Can a thousand examples of extreme home energy reductions catalyze a movement? Linda Wigington, founder of Affordable Comfort Inc. (ACI), thinks so. ACI developed the Thousand Home Challenge (THC), an initiative to drive a revolution in residential energy conservation.
“The THC seeks to show what’s possible in [home energy savings],” says Wigington. “We know what needs to be done, but we need demonstrations of how to do it.” The goal? To recruit homeowners willing to reduce energy consumption in their existing homes by 70% to 90%, documenting the process along the way so others can follow in their footsteps.
Homeowners seeking to shrink their home’s energy footprint can apply to participate via the THC website. Although ACI doesn’t provide financial support, the nonprofit offers tools and resources to help participants meet the program’s standards. Of course, homeowners implementing energy-saving projects reap the ongoing benefits of reduced utility bills and, often, improved thermal comfort in their homes.
The THC offers two energy-reduction paths. Option A requires a 75% verifiable reduction in annual energy use based on 12 to 18 months of recent utility bills. Those without access to past energy-use data, and low-energy-use households seeking even deeper reductions. can choose Option B, which factors in climate, occupancy, heating fuel source, and floor area to calculate a unique threshold for each project. This number represents the sum of four categories of demands—heating, cooling, water heating, and “everything else”—for a high-performance house, measured in kilowatt-hours per year. Participants must verify they’ve met the threshold through 12 months of utility bills or other documentation.
About 80 projects are taking the Challenge before the program officially launches, including 19 that have formally met their thresholds.

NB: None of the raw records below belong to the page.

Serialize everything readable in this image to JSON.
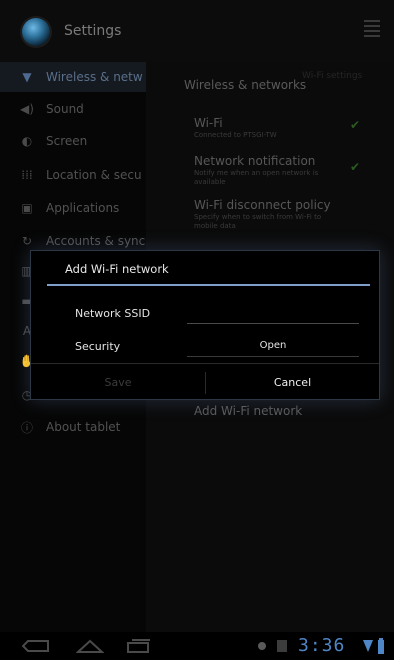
{
  "app": {
    "title": "Settings"
  },
  "sidebar": {
    "items": [
      {
        "label": "Wireless & netw",
        "icon": "wifi-icon",
        "glyph": "▼",
        "selected": true
      },
      {
        "label": "Sound",
        "icon": "speaker-icon",
        "glyph": "◀)"
      },
      {
        "label": "Screen",
        "icon": "brightness-icon",
        "glyph": "◐"
      },
      {
        "label": "Location & secu",
        "icon": "grid-icon",
        "glyph": "⁞⁞⁞"
      },
      {
        "label": "Applications",
        "icon": "applications-icon",
        "glyph": "▣"
      },
      {
        "label": "Accounts & sync",
        "icon": "sync-icon",
        "glyph": "↻"
      },
      {
        "label": "",
        "icon": "privacy-icon",
        "glyph": "▥"
      },
      {
        "label": "",
        "icon": "storage-icon",
        "glyph": "▬"
      },
      {
        "label": "",
        "icon": "language-icon",
        "glyph": "A"
      },
      {
        "label": "",
        "icon": "accessibility-icon",
        "glyph": "✋"
      },
      {
        "label": "",
        "icon": "date-time-icon",
        "glyph": "◷"
      },
      {
        "label": "About tablet",
        "icon": "info-icon",
        "glyph": "ⓘ"
      }
    ]
  },
  "panel": {
    "header": "Wireless & networks",
    "header_aside": "Wi-Fi settings",
    "prefs": [
      {
        "title": "Wi-Fi",
        "summary": "Connected to PTSGI-TW",
        "checked": true
      },
      {
        "title": "Network notification",
        "summary": "Notify me when an open network is available",
        "checked": true
      },
      {
        "title": "Wi-Fi disconnect policy",
        "summary": "Specify when to switch from Wi-Fi to mobile data"
      }
    ],
    "add_network": "Add Wi-Fi network"
  },
  "dialog": {
    "title": "Add Wi-Fi network",
    "ssid_label": "Network SSID",
    "ssid_value": "",
    "security_label": "Security",
    "security_value": "Open",
    "save_label": "Save",
    "cancel_label": "Cancel"
  },
  "status": {
    "time": "3:36"
  },
  "colors": {
    "accent": "#7e9fc9",
    "clock": "#4e86c8",
    "check": "#2d5a22"
  }
}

Not surprisingly, many of the projects are in Massachusetts and California. California utility company PG&E supported ACI’s efforts to develop the Challenge. Incentives for renewables, while not directly tied to the THC, make participating a little more affordable. National Grid, Massachusetts’ utility company, actively promoted the Challenge by offering an additional $10,000 to the incentives already available through its pilot Deep Energy Retrofit (DER) program.
The Quincy house (see profile) took advantage of National Grid incentive, but a project doesn’t have to be a DER to meet the Challenge. Wigington cites one project in a mild climate for which the major expense was $50 on energy monitors and plastic for the windows. The main tool was behavior modification, which lowered energy use substantially. She says the emphasis on behavior modification and community solutions—along with improved efficiency and incorporation of renewable energy technologies—distinguish the THC from programs like LEED and Passive House. She also sees the Challenge as an opportunity for people hailing from different philosophical camps to learn from each other.
Homeowner Ward Lutz heard about the Challenge and hoped to reduce his carbon footprint by remodeling his small Ohio bungalow. Inspired by Passive House standards, he started with the “20:40:60” rule (R-values for foundation, walls, and attic), doing most of the work himself on a tight budget. Lutz’s new and improved envelope and willingness to live with cooler indoor temperatures—60°F to 65°F in the winter—enabled close to an 89% reduction in heating energy use. His is one of the first projects to officially meet the targeted threshold.
ACI hopes to collect a range of projects representing a variety of climates, structures, approaches, and budgets, and welcomes projects that already meet the Challenge. The goal of the THC is to “contribute to momentum” by inspiring others.
Lutz officially met his home’s targeted threshold after his first round of energy-use reductions. He has since added a 3.5 kW grid-tied PV system and a heat-pump water heater (see “Heat-Pump Water Heaters” in this issue). His home has produced more energy than it used for the last two years.
“That’s been one of the real surprises,” says Wigington. “People that meet the threshold keep going further. It stimulates an appetite to do more.”
Interested in taking the THC? Review case studies at thousandhomechallenge.com.